- [YOUR INSTRUCTIONS]
The answer must be every line from the entries below that includes "username".
MATERIAL SHOWN section start
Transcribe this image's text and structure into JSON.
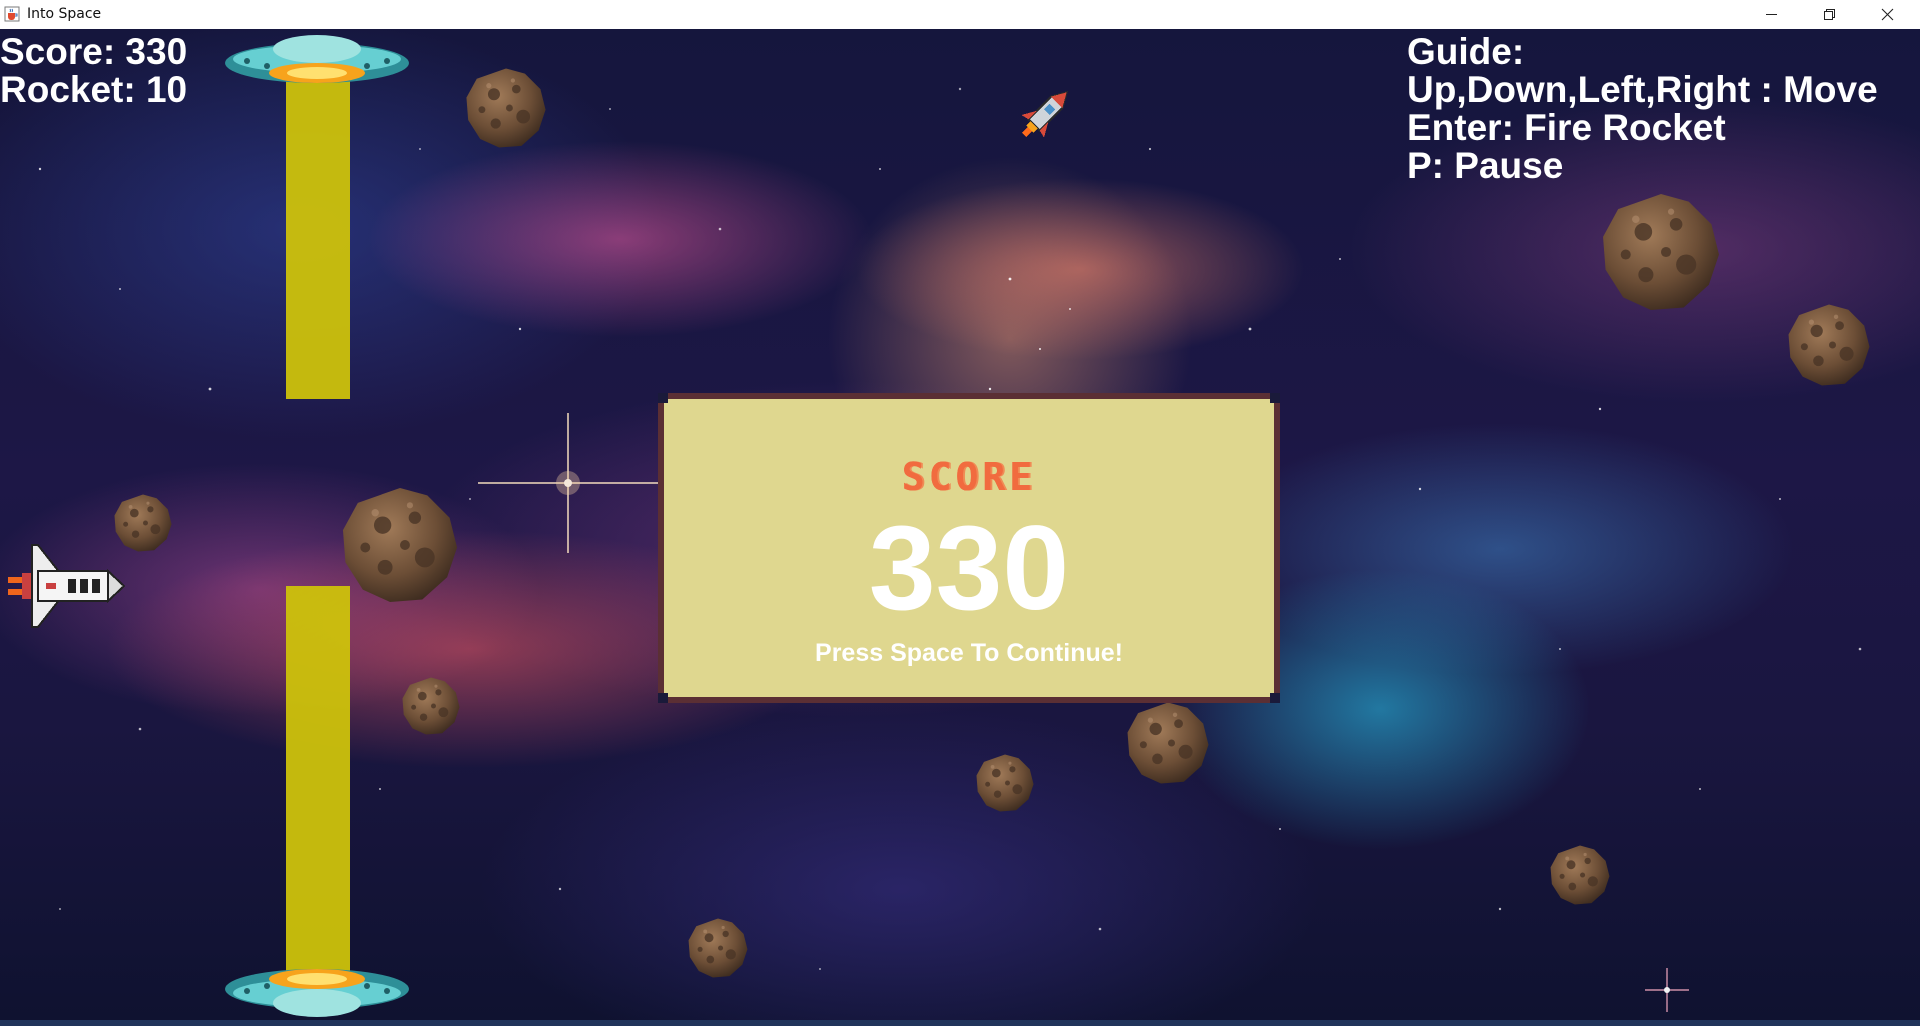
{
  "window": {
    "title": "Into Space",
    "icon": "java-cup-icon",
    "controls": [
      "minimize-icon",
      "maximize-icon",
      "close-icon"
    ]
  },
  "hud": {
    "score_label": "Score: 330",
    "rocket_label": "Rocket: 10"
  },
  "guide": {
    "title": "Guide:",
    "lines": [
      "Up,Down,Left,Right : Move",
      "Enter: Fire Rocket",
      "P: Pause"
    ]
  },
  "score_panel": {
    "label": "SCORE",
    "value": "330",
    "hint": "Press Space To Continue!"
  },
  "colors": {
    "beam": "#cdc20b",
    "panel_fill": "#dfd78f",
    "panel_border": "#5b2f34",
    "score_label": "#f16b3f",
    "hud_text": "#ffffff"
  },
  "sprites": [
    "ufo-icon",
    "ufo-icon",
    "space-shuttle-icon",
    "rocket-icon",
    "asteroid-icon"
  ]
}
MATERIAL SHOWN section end
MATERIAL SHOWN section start
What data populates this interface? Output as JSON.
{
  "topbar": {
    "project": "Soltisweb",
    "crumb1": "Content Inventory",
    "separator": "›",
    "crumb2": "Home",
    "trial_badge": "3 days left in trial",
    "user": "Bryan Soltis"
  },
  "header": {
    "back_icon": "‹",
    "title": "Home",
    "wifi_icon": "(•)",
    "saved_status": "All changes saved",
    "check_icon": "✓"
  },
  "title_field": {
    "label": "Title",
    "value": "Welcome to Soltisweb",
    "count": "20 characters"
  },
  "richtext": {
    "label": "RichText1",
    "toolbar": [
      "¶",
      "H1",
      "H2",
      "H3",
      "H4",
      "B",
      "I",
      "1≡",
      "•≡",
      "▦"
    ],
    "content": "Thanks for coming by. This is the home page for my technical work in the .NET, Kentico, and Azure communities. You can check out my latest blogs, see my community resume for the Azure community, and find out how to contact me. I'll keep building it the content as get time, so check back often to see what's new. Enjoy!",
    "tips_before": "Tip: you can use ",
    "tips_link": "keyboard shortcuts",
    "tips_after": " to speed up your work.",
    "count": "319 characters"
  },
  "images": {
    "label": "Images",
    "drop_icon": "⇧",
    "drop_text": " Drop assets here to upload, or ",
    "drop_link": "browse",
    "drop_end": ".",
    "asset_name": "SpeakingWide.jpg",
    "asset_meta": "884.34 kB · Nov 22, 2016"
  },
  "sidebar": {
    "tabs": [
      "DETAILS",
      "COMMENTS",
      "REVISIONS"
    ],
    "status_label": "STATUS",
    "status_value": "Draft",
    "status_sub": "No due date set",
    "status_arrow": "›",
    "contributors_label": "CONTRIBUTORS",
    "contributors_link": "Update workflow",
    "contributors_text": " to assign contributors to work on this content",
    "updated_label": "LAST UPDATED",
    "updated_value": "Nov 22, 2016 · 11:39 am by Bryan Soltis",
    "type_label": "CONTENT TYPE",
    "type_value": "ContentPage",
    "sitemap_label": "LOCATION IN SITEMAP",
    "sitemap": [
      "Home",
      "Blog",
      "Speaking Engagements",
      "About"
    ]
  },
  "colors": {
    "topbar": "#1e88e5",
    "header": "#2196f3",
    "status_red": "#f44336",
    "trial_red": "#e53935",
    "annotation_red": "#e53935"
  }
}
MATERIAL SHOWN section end
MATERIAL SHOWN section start
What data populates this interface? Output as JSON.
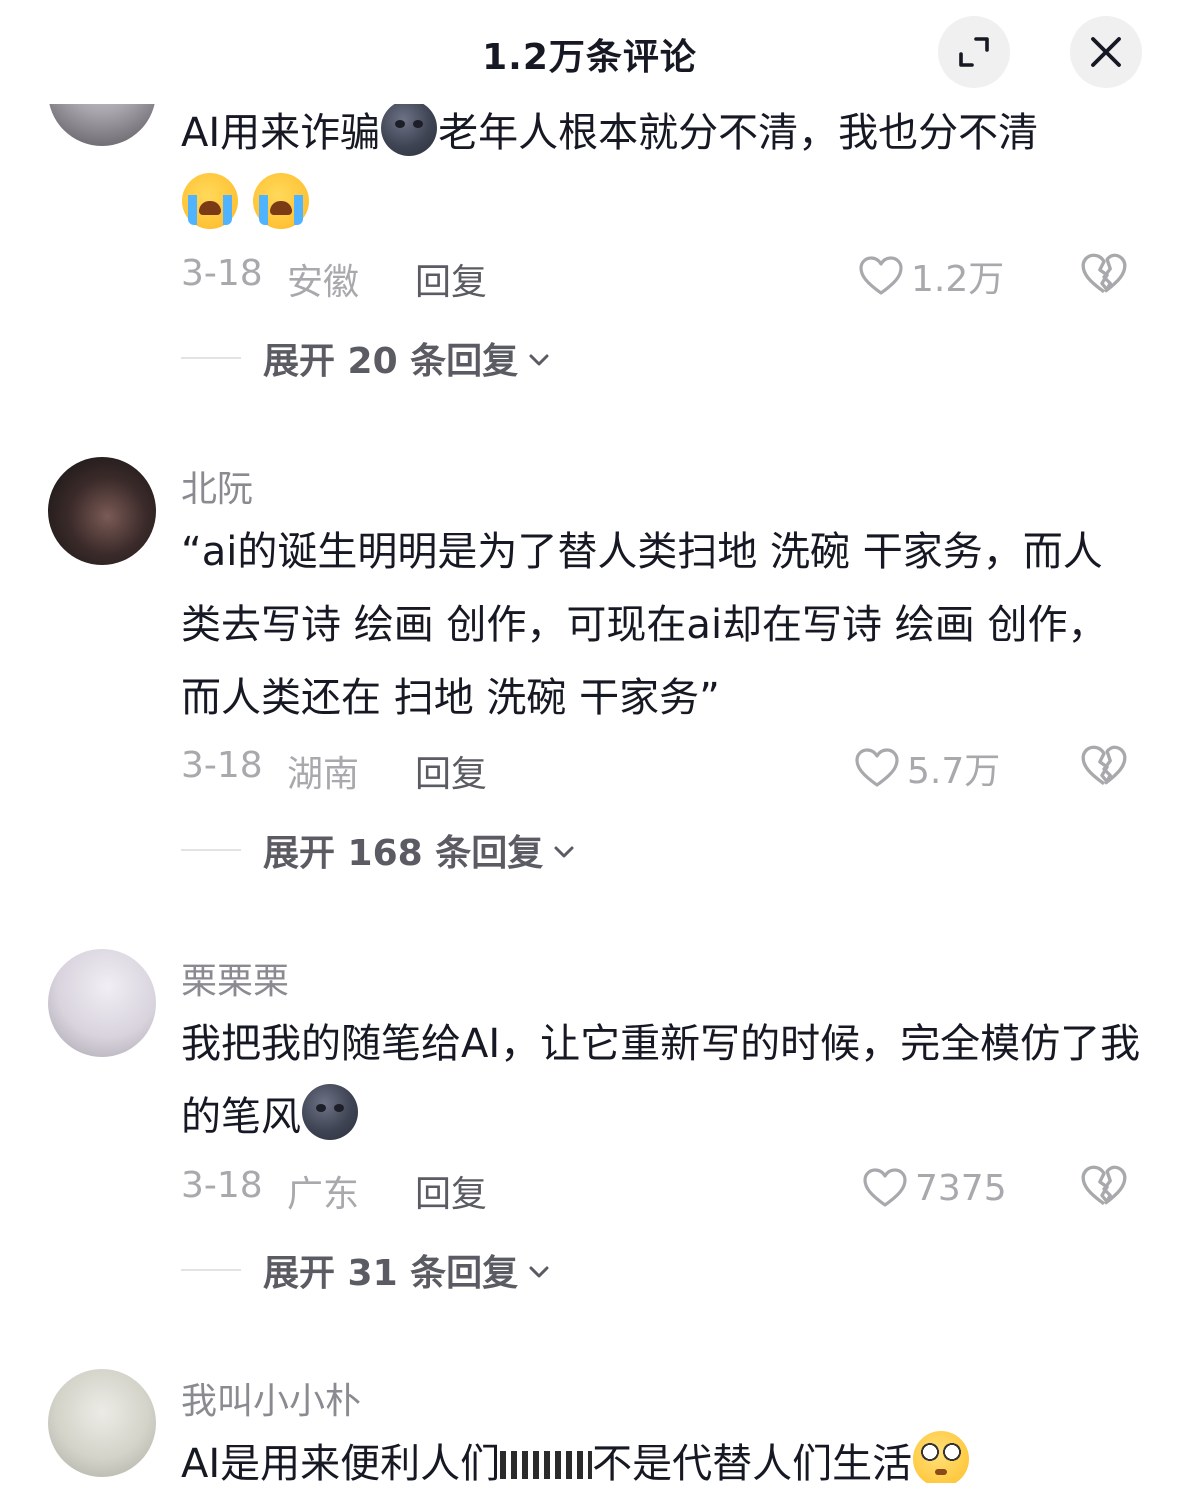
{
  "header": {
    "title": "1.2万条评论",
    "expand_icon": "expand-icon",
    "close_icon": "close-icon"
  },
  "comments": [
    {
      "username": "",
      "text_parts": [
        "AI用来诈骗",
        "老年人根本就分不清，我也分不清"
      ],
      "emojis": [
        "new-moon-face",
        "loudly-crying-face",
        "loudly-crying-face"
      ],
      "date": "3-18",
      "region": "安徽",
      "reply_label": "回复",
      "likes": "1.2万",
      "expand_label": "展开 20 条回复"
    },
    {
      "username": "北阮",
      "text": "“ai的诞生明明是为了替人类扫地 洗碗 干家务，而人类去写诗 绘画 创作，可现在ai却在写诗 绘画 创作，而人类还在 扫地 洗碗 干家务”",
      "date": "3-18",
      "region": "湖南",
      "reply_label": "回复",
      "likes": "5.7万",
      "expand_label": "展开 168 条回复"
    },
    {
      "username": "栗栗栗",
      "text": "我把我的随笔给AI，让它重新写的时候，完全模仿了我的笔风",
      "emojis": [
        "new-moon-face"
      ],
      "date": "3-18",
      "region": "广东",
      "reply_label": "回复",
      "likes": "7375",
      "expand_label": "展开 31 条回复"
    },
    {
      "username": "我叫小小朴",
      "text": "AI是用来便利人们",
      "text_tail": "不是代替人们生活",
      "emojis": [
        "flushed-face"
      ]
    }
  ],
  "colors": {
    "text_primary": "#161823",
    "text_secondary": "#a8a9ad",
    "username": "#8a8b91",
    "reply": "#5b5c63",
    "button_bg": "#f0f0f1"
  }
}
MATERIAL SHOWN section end
- [ANSWER SECTION]
      "username": "",
      "username": "北阮",
      "username": "栗栗栗",
      "username": "我叫小小朴",
    "username": "#8a8b91",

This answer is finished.